[Opening GIVEN RECORDS section]
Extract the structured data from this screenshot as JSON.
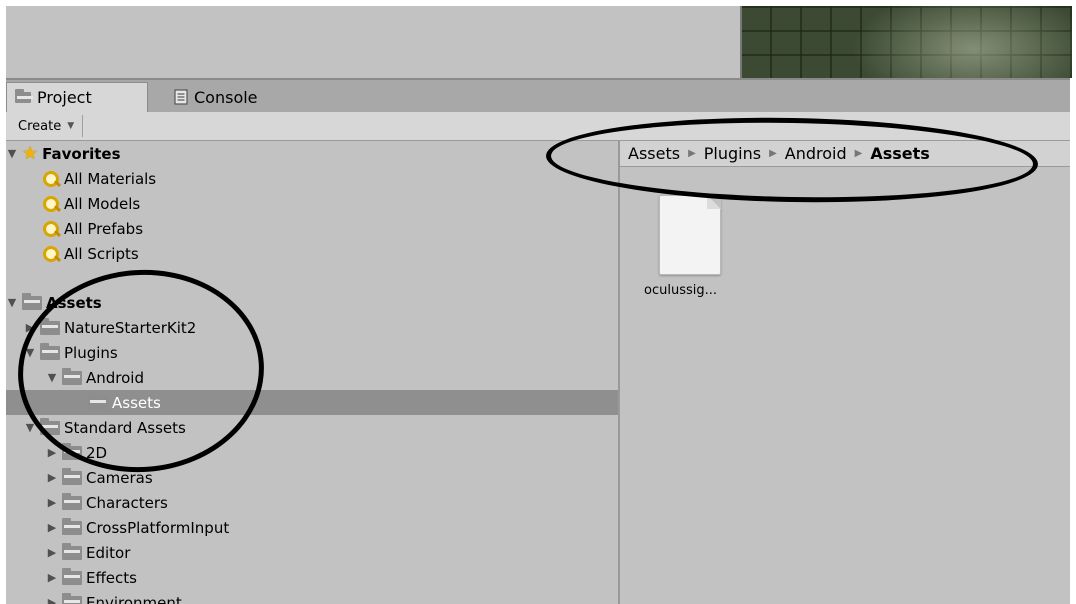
{
  "tabs": {
    "project": "Project",
    "console": "Console"
  },
  "toolbar": {
    "create": "Create"
  },
  "breadcrumb": [
    "Assets",
    "Plugins",
    "Android",
    "Assets"
  ],
  "favorites": {
    "label": "Favorites",
    "items": [
      "All Materials",
      "All Models",
      "All Prefabs",
      "All Scripts"
    ]
  },
  "tree": {
    "root": "Assets",
    "items": [
      "NatureStarterKit2",
      "Plugins",
      "Android",
      "Assets",
      "Standard Assets",
      "2D",
      "Cameras",
      "Characters",
      "CrossPlatformInput",
      "Editor",
      "Effects",
      "Environment"
    ]
  },
  "assets": [
    {
      "name": "oculussig..."
    }
  ],
  "icons": {
    "project_tab": "folder-icon",
    "console_tab": "console-icon",
    "favorites": "star-icon",
    "search": "search-icon",
    "folder": "folder-icon",
    "file": "file-icon"
  }
}
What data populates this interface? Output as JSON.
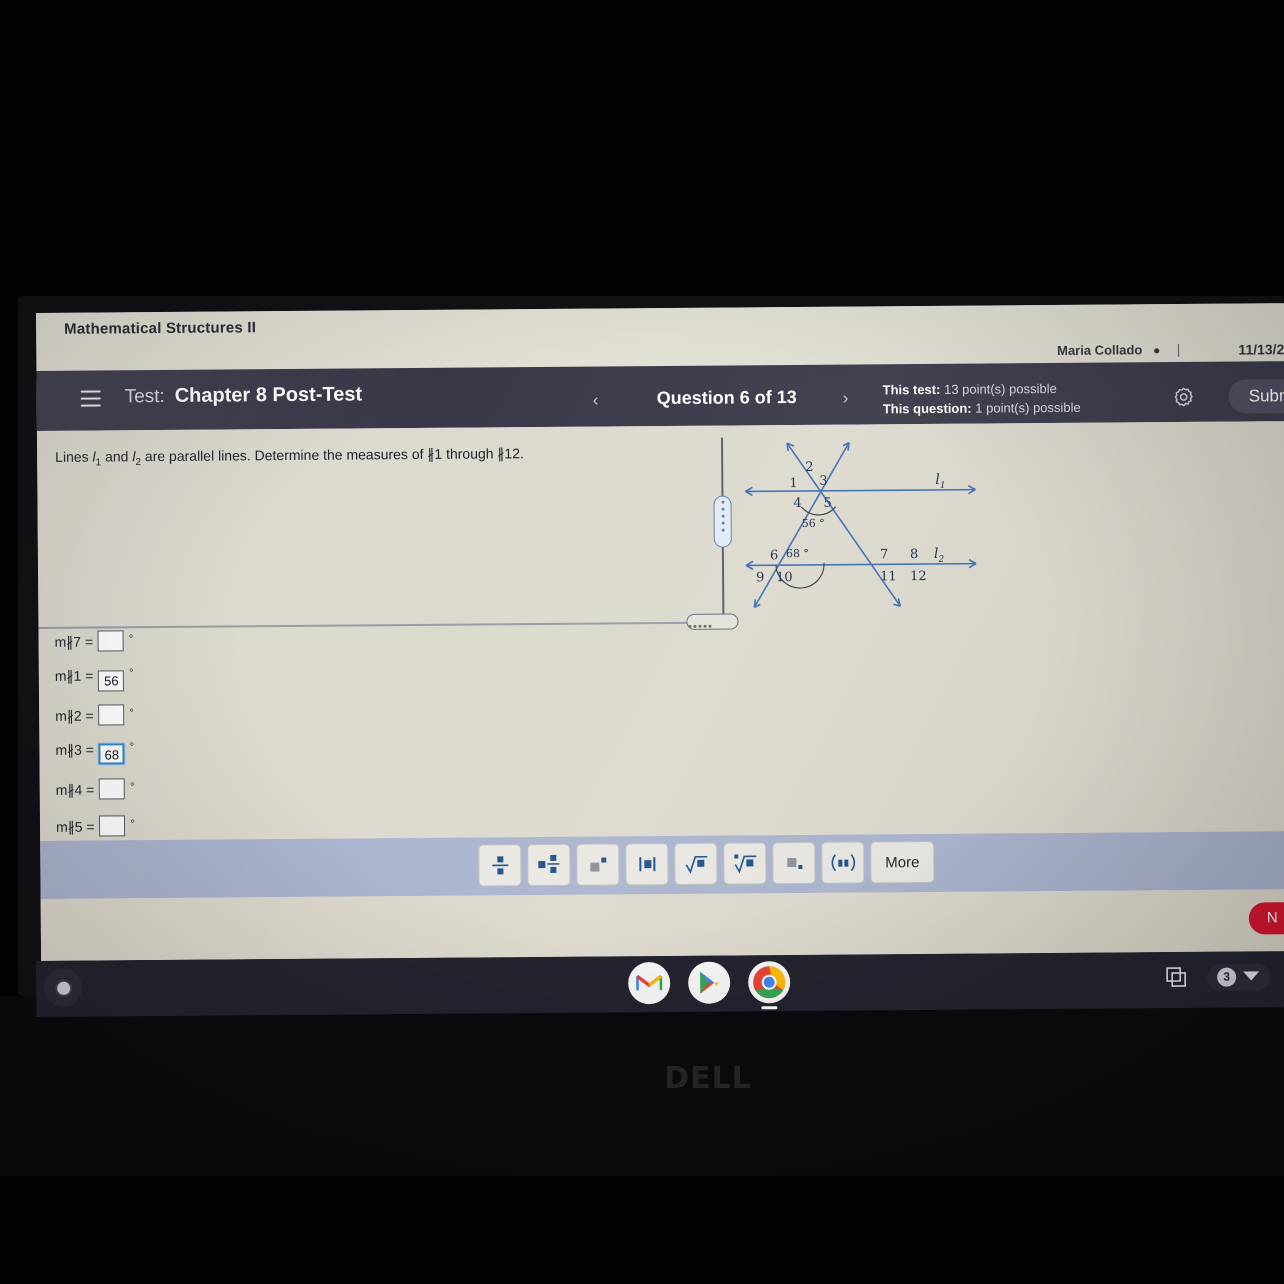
{
  "photo": {
    "device_brand": "DELL"
  },
  "browser": {
    "course_name": "Mathematical Structures II"
  },
  "user_strip": {
    "user_name": "Maria Collado",
    "user_icon": "person-icon",
    "divider": "|",
    "date": "11/13/2"
  },
  "test_toolbar": {
    "menu_icon": "hamburger-icon",
    "test_label": "Test:",
    "test_title": "Chapter 8 Post-Test",
    "prev_icon": "‹",
    "next_icon": "›",
    "question_counter": "Question 6 of 13",
    "points_test_label": "This test:",
    "points_test_value": "13 point(s) possible",
    "points_question_label": "This question:",
    "points_question_value": "1 point(s) possible",
    "settings_icon": "gear-icon",
    "submit_label": "Submit"
  },
  "question": {
    "prompt_part1": "Lines ",
    "prompt_l1": "l",
    "prompt_l1_sub": "1",
    "prompt_part2": " and ",
    "prompt_l2": "l",
    "prompt_l2_sub": "2",
    "prompt_part3": " are parallel lines. Determine the measures of ∦1 through ∦12."
  },
  "figure": {
    "type": "two-parallel-lines-two-transversals",
    "line_labels": [
      "l₁",
      "l₂"
    ],
    "given_angles": [
      {
        "value": "56°",
        "location": "below-upper-intersection"
      },
      {
        "value": "68°",
        "location": "above-left-lower-intersection"
      }
    ],
    "angle_numbers_upper": [
      "1",
      "2",
      "3",
      "4",
      "5"
    ],
    "angle_numbers_lower": [
      "6",
      "7",
      "8",
      "9",
      "10",
      "11",
      "12"
    ],
    "line_color": "#3d6fb5",
    "label_color": "#1b2a4a"
  },
  "answers": {
    "degree_symbol": "°",
    "rows": [
      {
        "label": "m∦7 =",
        "value": "",
        "focused": false
      },
      {
        "label": "m∦1 =",
        "value": "56",
        "focused": false
      },
      {
        "label": "m∦2 =",
        "value": "",
        "focused": false
      },
      {
        "label": "m∦3 =",
        "value": "68",
        "focused": true
      },
      {
        "label": "m∦4 =",
        "value": "",
        "focused": false
      },
      {
        "label": "m∦5 =",
        "value": "",
        "focused": false
      }
    ]
  },
  "math_palette": {
    "buttons": [
      {
        "name": "fraction-button",
        "glyph": "▪̸▪"
      },
      {
        "name": "mixed-number-button",
        "glyph": "▪"
      },
      {
        "name": "exponent-button",
        "glyph": "▪˙"
      },
      {
        "name": "absolute-value-button",
        "glyph": "|▪|"
      },
      {
        "name": "square-root-button",
        "glyph": "√▪"
      },
      {
        "name": "nth-root-button",
        "glyph": "∛▪"
      },
      {
        "name": "subscript-button",
        "glyph": "▪."
      },
      {
        "name": "parentheses-button",
        "glyph": "(▪▪)"
      },
      {
        "name": "more-button",
        "glyph": "More"
      }
    ],
    "more_label": "More"
  },
  "footer": {
    "next_label": "N"
  },
  "shelf": {
    "launcher_icon": "launcher-icon",
    "apps": [
      {
        "name": "gmail-icon",
        "label": "Gmail",
        "active": false
      },
      {
        "name": "play-store-icon",
        "label": "Play Store",
        "active": false
      },
      {
        "name": "chrome-icon",
        "label": "Chrome",
        "active": true
      }
    ],
    "tray": {
      "overview_icon": "window-overview-icon",
      "notification_count": "3",
      "wifi_icon": "wifi-icon"
    }
  },
  "colors": {
    "toolbar_bg": "#383848",
    "page_bg": "#dcd9ce",
    "palette_bg": "#aab4ce",
    "accent_blue": "#2e86c8",
    "figure_blue": "#3d6fb5",
    "next_red": "#d8152f"
  }
}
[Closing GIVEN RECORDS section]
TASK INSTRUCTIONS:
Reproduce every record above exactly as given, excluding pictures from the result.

TASK SOLUTION:
Extract the structured data from this screenshot as JSON.
{
  "tabs": {
    "project": "Project",
    "console": "Console"
  },
  "toolbar": {
    "create": "Create"
  },
  "breadcrumb": [
    "Assets",
    "Plugins",
    "Android",
    "Assets"
  ],
  "favorites": {
    "label": "Favorites",
    "items": [
      "All Materials",
      "All Models",
      "All Prefabs",
      "All Scripts"
    ]
  },
  "tree": {
    "root": "Assets",
    "items": [
      "NatureStarterKit2",
      "Plugins",
      "Android",
      "Assets",
      "Standard Assets",
      "2D",
      "Cameras",
      "Characters",
      "CrossPlatformInput",
      "Editor",
      "Effects",
      "Environment"
    ]
  },
  "assets": [
    {
      "name": "oculussig..."
    }
  ],
  "icons": {
    "project_tab": "folder-icon",
    "console_tab": "console-icon",
    "favorites": "star-icon",
    "search": "search-icon",
    "folder": "folder-icon",
    "file": "file-icon"
  }
}
What data populates this interface? Output as JSON.
{
  "photo": {
    "device_brand": "DELL"
  },
  "browser": {
    "course_name": "Mathematical Structures II"
  },
  "user_strip": {
    "user_name": "Maria Collado",
    "user_icon": "person-icon",
    "divider": "|",
    "date": "11/13/2"
  },
  "test_toolbar": {
    "menu_icon": "hamburger-icon",
    "test_label": "Test:",
    "test_title": "Chapter 8 Post-Test",
    "prev_icon": "‹",
    "next_icon": "›",
    "question_counter": "Question 6 of 13",
    "points_test_label": "This test:",
    "points_test_value": "13 point(s) possible",
    "points_question_label": "This question:",
    "points_question_value": "1 point(s) possible",
    "settings_icon": "gear-icon",
    "submit_label": "Submit"
  },
  "question": {
    "prompt_part1": "Lines ",
    "prompt_l1": "l",
    "prompt_l1_sub": "1",
    "prompt_part2": " and ",
    "prompt_l2": "l",
    "prompt_l2_sub": "2",
    "prompt_part3": " are parallel lines. Determine the measures of ∦1 through ∦12."
  },
  "figure": {
    "type": "two-parallel-lines-two-transversals",
    "line_labels": [
      "l₁",
      "l₂"
    ],
    "given_angles": [
      {
        "value": "56°",
        "location": "below-upper-intersection"
      },
      {
        "value": "68°",
        "location": "above-left-lower-intersection"
      }
    ],
    "angle_numbers_upper": [
      "1",
      "2",
      "3",
      "4",
      "5"
    ],
    "angle_numbers_lower": [
      "6",
      "7",
      "8",
      "9",
      "10",
      "11",
      "12"
    ],
    "line_color": "#3d6fb5",
    "label_color": "#1b2a4a"
  },
  "answers": {
    "degree_symbol": "°",
    "rows": [
      {
        "label": "m∦7 =",
        "value": "",
        "focused": false
      },
      {
        "label": "m∦1 =",
        "value": "56",
        "focused": false
      },
      {
        "label": "m∦2 =",
        "value": "",
        "focused": false
      },
      {
        "label": "m∦3 =",
        "value": "68",
        "focused": true
      },
      {
        "label": "m∦4 =",
        "value": "",
        "focused": false
      },
      {
        "label": "m∦5 =",
        "value": "",
        "focused": false
      }
    ]
  },
  "math_palette": {
    "buttons": [
      {
        "name": "fraction-button",
        "glyph": "▪̸▪"
      },
      {
        "name": "mixed-number-button",
        "glyph": "▪"
      },
      {
        "name": "exponent-button",
        "glyph": "▪˙"
      },
      {
        "name": "absolute-value-button",
        "glyph": "|▪|"
      },
      {
        "name": "square-root-button",
        "glyph": "√▪"
      },
      {
        "name": "nth-root-button",
        "glyph": "∛▪"
      },
      {
        "name": "subscript-button",
        "glyph": "▪."
      },
      {
        "name": "parentheses-button",
        "glyph": "(▪▪)"
      },
      {
        "name": "more-button",
        "glyph": "More"
      }
    ],
    "more_label": "More"
  },
  "footer": {
    "next_label": "N"
  },
  "shelf": {
    "launcher_icon": "launcher-icon",
    "apps": [
      {
        "name": "gmail-icon",
        "label": "Gmail",
        "active": false
      },
      {
        "name": "play-store-icon",
        "label": "Play Store",
        "active": false
      },
      {
        "name": "chrome-icon",
        "label": "Chrome",
        "active": true
      }
    ],
    "tray": {
      "overview_icon": "window-overview-icon",
      "notification_count": "3",
      "wifi_icon": "wifi-icon"
    }
  },
  "colors": {
    "toolbar_bg": "#383848",
    "page_bg": "#dcd9ce",
    "palette_bg": "#aab4ce",
    "accent_blue": "#2e86c8",
    "figure_blue": "#3d6fb5",
    "next_red": "#d8152f"
  }
}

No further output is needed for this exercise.